Records for processing:

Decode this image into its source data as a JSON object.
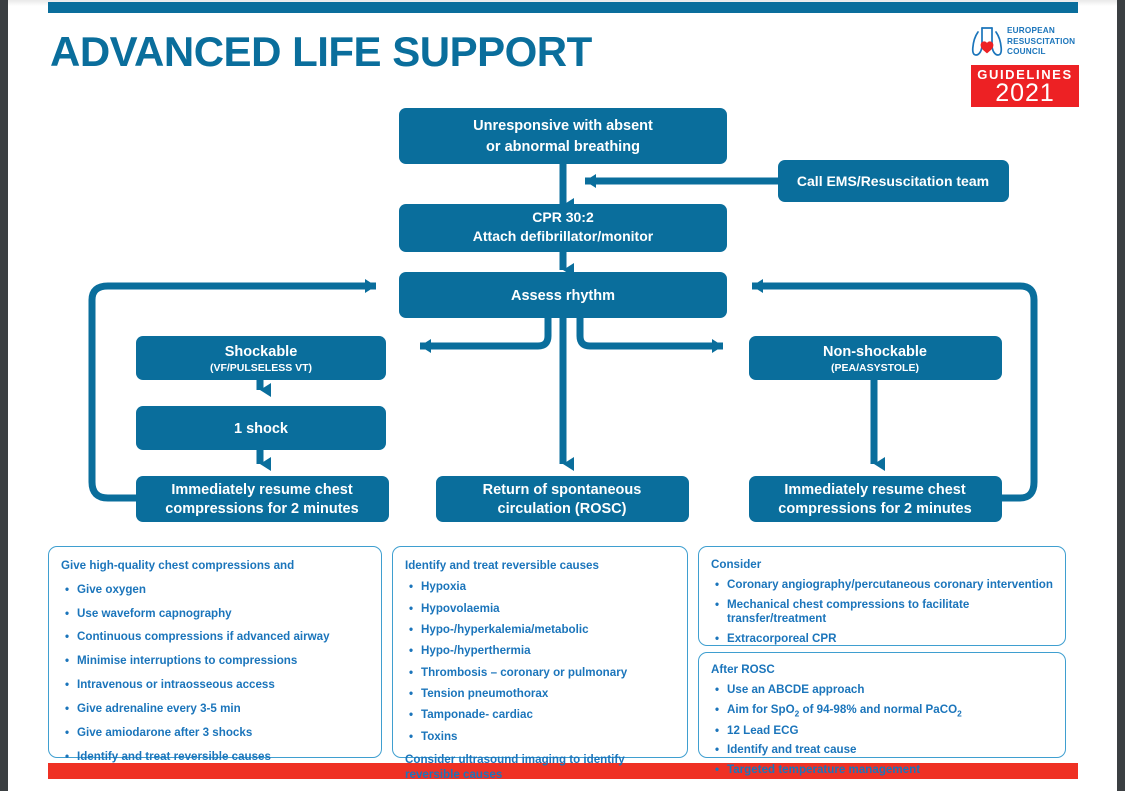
{
  "poster": {
    "title": "ADVANCED LIFE SUPPORT",
    "accent_color": "#0a6e9c",
    "text_blue": "#1b75bb",
    "red": "#ef3124"
  },
  "logo": {
    "line1": "EUROPEAN",
    "line2": "RESUSCITATION",
    "line3": "COUNCIL",
    "guidelines": "GUIDELINES",
    "year": "2021",
    "mark": "lungs-heart-icon"
  },
  "flowchart": {
    "nodes": {
      "unresponsive": {
        "line1": "Unresponsive with absent",
        "line2": "or abnormal breathing"
      },
      "call_ems": {
        "line1": "Call EMS/Resuscitation team"
      },
      "cpr": {
        "line1": "CPR 30:2",
        "line2": "Attach defibrillator/monitor"
      },
      "assess": {
        "line1": "Assess rhythm"
      },
      "shockable": {
        "line1": "Shockable",
        "line2": "(VF/PULSELESS VT)"
      },
      "nonshockable": {
        "line1": "Non-shockable",
        "line2": "(PEA/ASYSTOLE)"
      },
      "shock": {
        "line1": "1 shock"
      },
      "resume_left": {
        "line1": "Immediately resume chest",
        "line2": "compressions for 2 minutes"
      },
      "rosc": {
        "line1": "Return of spontaneous",
        "line2": "circulation (ROSC)"
      },
      "resume_right": {
        "line1": "Immediately resume chest",
        "line2": "compressions for 2 minutes"
      }
    }
  },
  "panels": {
    "cpr_quality": {
      "title": "Give high-quality chest compressions and",
      "items": [
        "Give oxygen",
        "Use waveform capnography",
        "Continuous compressions if advanced airway",
        "Minimise interruptions to compressions",
        "Intravenous or intraosseous access",
        "Give adrenaline every 3-5 min",
        "Give amiodarone after 3 shocks",
        "Identify and treat reversible causes"
      ]
    },
    "reversible_causes": {
      "title": "Identify and treat reversible causes",
      "items": [
        "Hypoxia",
        "Hypovolaemia",
        "Hypo-/hyperkalemia/metabolic",
        "Hypo-/hyperthermia",
        "Thrombosis – coronary or pulmonary",
        "Tension pneumothorax",
        "Tamponade- cardiac",
        "Toxins"
      ],
      "note": "Consider ultrasound imaging to identify reversible causes"
    },
    "consider": {
      "title": "Consider",
      "items": [
        "Coronary angiography/percutaneous coronary intervention",
        "Mechanical chest compressions to facilitate transfer/treatment",
        "Extracorporeal CPR"
      ]
    },
    "after_rosc": {
      "title": "After ROSC",
      "items": [
        "Use an ABCDE approach",
        "Aim for SpO2 of 94-98% and normal PaCO2",
        "12 Lead ECG",
        "Identify and treat cause",
        "Targeted temperature management"
      ],
      "item_spo2_parts": {
        "pre": "Aim for SpO",
        "sub1": "2",
        "mid": " of 94-98% and normal PaCO",
        "sub2": "2"
      }
    }
  }
}
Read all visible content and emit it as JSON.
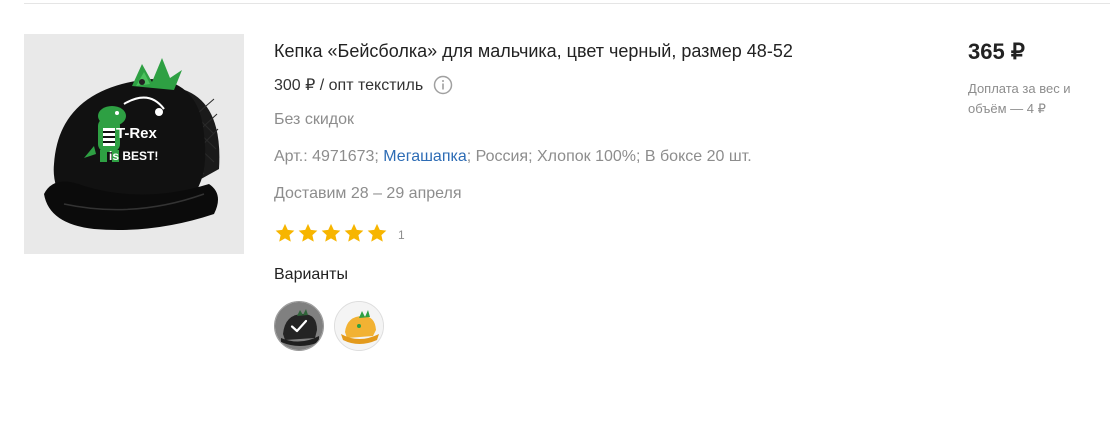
{
  "product": {
    "title": "Кепка «Бейсболка» для мальчика, цвет черный, размер 48-52",
    "wholesale_price": "300 ₽ / опт текстиль",
    "discount": "Без скидок",
    "meta_prefix": "Арт.: 4971673; ",
    "brand": "Мегашапка",
    "meta_suffix": "; Россия; Хлопок 100%; В боксе 20 шт.",
    "delivery": "Доставим 28 – 29 апреля",
    "rating": 5,
    "rating_count": "1",
    "image_text_line1": "T-Rex",
    "image_text_line2": "is BEST!"
  },
  "variants": {
    "label": "Варианты",
    "items": [
      {
        "name": "black",
        "color": "#1a1a1a",
        "selected": true
      },
      {
        "name": "yellow",
        "color": "#f2b233",
        "selected": false
      }
    ]
  },
  "price": {
    "value": "365 ₽",
    "extra": "Доплата за вес и объём — 4 ₽"
  },
  "colors": {
    "star": "#f7b500",
    "link": "#2d6cb5",
    "muted": "#8d8d8d",
    "dino_green": "#2ea043"
  },
  "icons": [
    "info-icon",
    "star-icon",
    "check-icon"
  ]
}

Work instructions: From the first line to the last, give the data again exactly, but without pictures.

Response below:
Decode this image into its source data as a JSON object.
{
  "poster": {
    "title": "ADVANCED LIFE SUPPORT",
    "accent_color": "#0a6e9c",
    "text_blue": "#1b75bb",
    "red": "#ef3124"
  },
  "logo": {
    "line1": "EUROPEAN",
    "line2": "RESUSCITATION",
    "line3": "COUNCIL",
    "guidelines": "GUIDELINES",
    "year": "2021",
    "mark": "lungs-heart-icon"
  },
  "flowchart": {
    "nodes": {
      "unresponsive": {
        "line1": "Unresponsive with absent",
        "line2": "or abnormal breathing"
      },
      "call_ems": {
        "line1": "Call EMS/Resuscitation team"
      },
      "cpr": {
        "line1": "CPR 30:2",
        "line2": "Attach defibrillator/monitor"
      },
      "assess": {
        "line1": "Assess rhythm"
      },
      "shockable": {
        "line1": "Shockable",
        "line2": "(VF/PULSELESS VT)"
      },
      "nonshockable": {
        "line1": "Non-shockable",
        "line2": "(PEA/ASYSTOLE)"
      },
      "shock": {
        "line1": "1 shock"
      },
      "resume_left": {
        "line1": "Immediately resume chest",
        "line2": "compressions for 2 minutes"
      },
      "rosc": {
        "line1": "Return of spontaneous",
        "line2": "circulation (ROSC)"
      },
      "resume_right": {
        "line1": "Immediately resume chest",
        "line2": "compressions for 2 minutes"
      }
    }
  },
  "panels": {
    "cpr_quality": {
      "title": "Give high-quality chest compressions and",
      "items": [
        "Give oxygen",
        "Use waveform capnography",
        "Continuous compressions if advanced airway",
        "Minimise interruptions to compressions",
        "Intravenous or intraosseous access",
        "Give adrenaline every 3-5 min",
        "Give amiodarone after 3 shocks",
        "Identify and treat reversible causes"
      ]
    },
    "reversible_causes": {
      "title": "Identify and treat reversible causes",
      "items": [
        "Hypoxia",
        "Hypovolaemia",
        "Hypo-/hyperkalemia/metabolic",
        "Hypo-/hyperthermia",
        "Thrombosis – coronary or pulmonary",
        "Tension pneumothorax",
        "Tamponade- cardiac",
        "Toxins"
      ],
      "note": "Consider ultrasound imaging to identify reversible causes"
    },
    "consider": {
      "title": "Consider",
      "items": [
        "Coronary angiography/percutaneous coronary intervention",
        "Mechanical chest compressions to facilitate transfer/treatment",
        "Extracorporeal CPR"
      ]
    },
    "after_rosc": {
      "title": "After ROSC",
      "items": [
        "Use an ABCDE approach",
        "Aim for SpO2 of 94-98% and normal PaCO2",
        "12 Lead ECG",
        "Identify and treat cause",
        "Targeted temperature management"
      ],
      "item_spo2_parts": {
        "pre": "Aim for SpO",
        "sub1": "2",
        "mid": " of 94-98% and normal PaCO",
        "sub2": "2"
      }
    }
  }
}
Read all visible content and emit it as JSON.
{
  "product": {
    "title": "Кепка «Бейсболка» для мальчика, цвет черный, размер 48-52",
    "wholesale_price": "300 ₽ / опт текстиль",
    "discount": "Без скидок",
    "meta_prefix": "Арт.: 4971673; ",
    "brand": "Мегашапка",
    "meta_suffix": "; Россия; Хлопок 100%; В боксе 20 шт.",
    "delivery": "Доставим 28 – 29 апреля",
    "rating": 5,
    "rating_count": "1",
    "image_text_line1": "T-Rex",
    "image_text_line2": "is BEST!"
  },
  "variants": {
    "label": "Варианты",
    "items": [
      {
        "name": "black",
        "color": "#1a1a1a",
        "selected": true
      },
      {
        "name": "yellow",
        "color": "#f2b233",
        "selected": false
      }
    ]
  },
  "price": {
    "value": "365 ₽",
    "extra": "Доплата за вес и объём — 4 ₽"
  },
  "colors": {
    "star": "#f7b500",
    "link": "#2d6cb5",
    "muted": "#8d8d8d",
    "dino_green": "#2ea043"
  },
  "icons": [
    "info-icon",
    "star-icon",
    "check-icon"
  ]
}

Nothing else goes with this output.